The number of loans to first time buyers fell nearly 50% in July from the previous year, according to a survey by the Council of Mortgage Lenders.

Loans have declined to 17,300 as a result of tighter lending criteria, a fall of 48%.

The average amount of deposit needed has risen to levels not seen since the 1980s, with the average first time buyer placing of deposit of 15%, up from 13% in June.

The news comes as surveyors reported that the number of house purchases has fallen to record lows, with many surveyors reporting only one house sale a week, further hitting profits at housebuilders.

In July, first time buyers borrowed 3.24 times their income, a decrease from 3.33 in June and the lowest figure since July 2006.

Loans to home movers have also fallen to half of the number of loans in July 2007, dropping to 30,100. Home movers typically borrowed 68% value of their property, a drop of 4% since June 2008.

Overall there were 47,400 house purchase loans worth £7.1bn in July, representing a decline of more than 50% in value and volume from the same month last year.
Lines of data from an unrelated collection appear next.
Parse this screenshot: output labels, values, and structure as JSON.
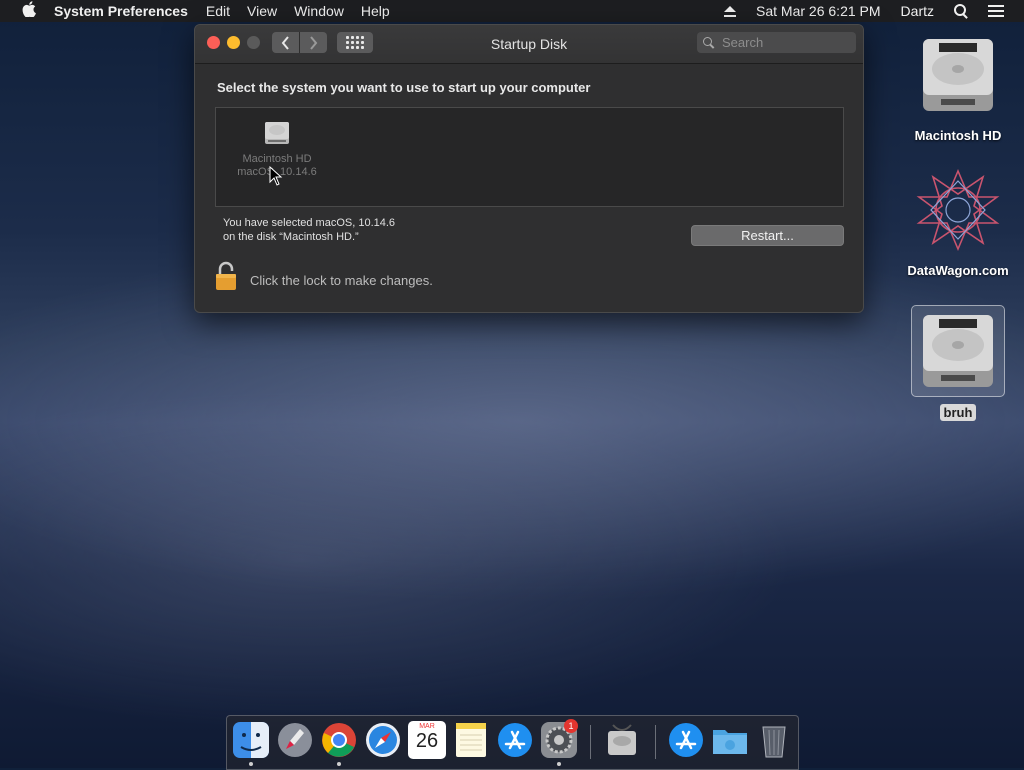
{
  "menubar": {
    "app_name": "System Preferences",
    "menus": [
      "Edit",
      "View",
      "Window",
      "Help"
    ],
    "clock": "Sat Mar 26  6:21 PM",
    "user": "Dartz"
  },
  "window": {
    "title": "Startup Disk",
    "search_placeholder": "Search",
    "heading": "Select the system you want to use to start up your computer",
    "disk_name": "Macintosh HD",
    "disk_os": "macOS, 10.14.6",
    "selected_line1": "You have selected macOS, 10.14.6",
    "selected_line2": "on the disk “Macintosh HD.”",
    "restart_label": "Restart...",
    "lock_label": "Click the lock to make changes."
  },
  "desktop": {
    "icons": [
      {
        "label": "Macintosh HD",
        "icon": "hard-drive-icon"
      },
      {
        "label": "DataWagon.com",
        "icon": "geometric-star-icon"
      },
      {
        "label": "bruh",
        "icon": "hard-drive-icon"
      }
    ]
  },
  "dock": {
    "calendar_month": "MAR",
    "calendar_day": "26",
    "badge_count": "1",
    "apps": [
      "Finder",
      "Launchpad",
      "Chrome",
      "Safari",
      "Calendar",
      "Notes",
      "App Store",
      "System Preferences",
      "Disk Utility",
      "App Store",
      "Folder",
      "Trash"
    ]
  },
  "colors": {
    "close": "#fc5f57",
    "minimize": "#fdbc2e",
    "window_bg": "#2f2f30",
    "lock": "#e59e30"
  }
}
Average house purchase loans decreased in July to £120,170, down from £125,000 in the previous four months.

While total gross lending rose 5% to £24.7bn in July from £23.6bn in June; this is a decline of 28% since last year.

Tracker rate mortgages have also increased in popularity. The number of borrowers taking out tracker products increased to 28%, an increase of 7% since June 2008.

Michael Coogan, CML director general, said: “Tighter lending criteria have clearly made it more difficult for first-time buyers to enter the market. The stamp duty and shared equity measures announced by the government last week will be helpful to those first-time buyers looking to enter now, but many may be waiting for house prices to stabilise."

A spokesperson from the Housebuilders Federation said: “Getting liquidity back into the market is a priority. It is the most crucial issue in the housing downturn. We are hoping that as a result of the Crosby Review, the government will take action to assist mortgage liquidity.”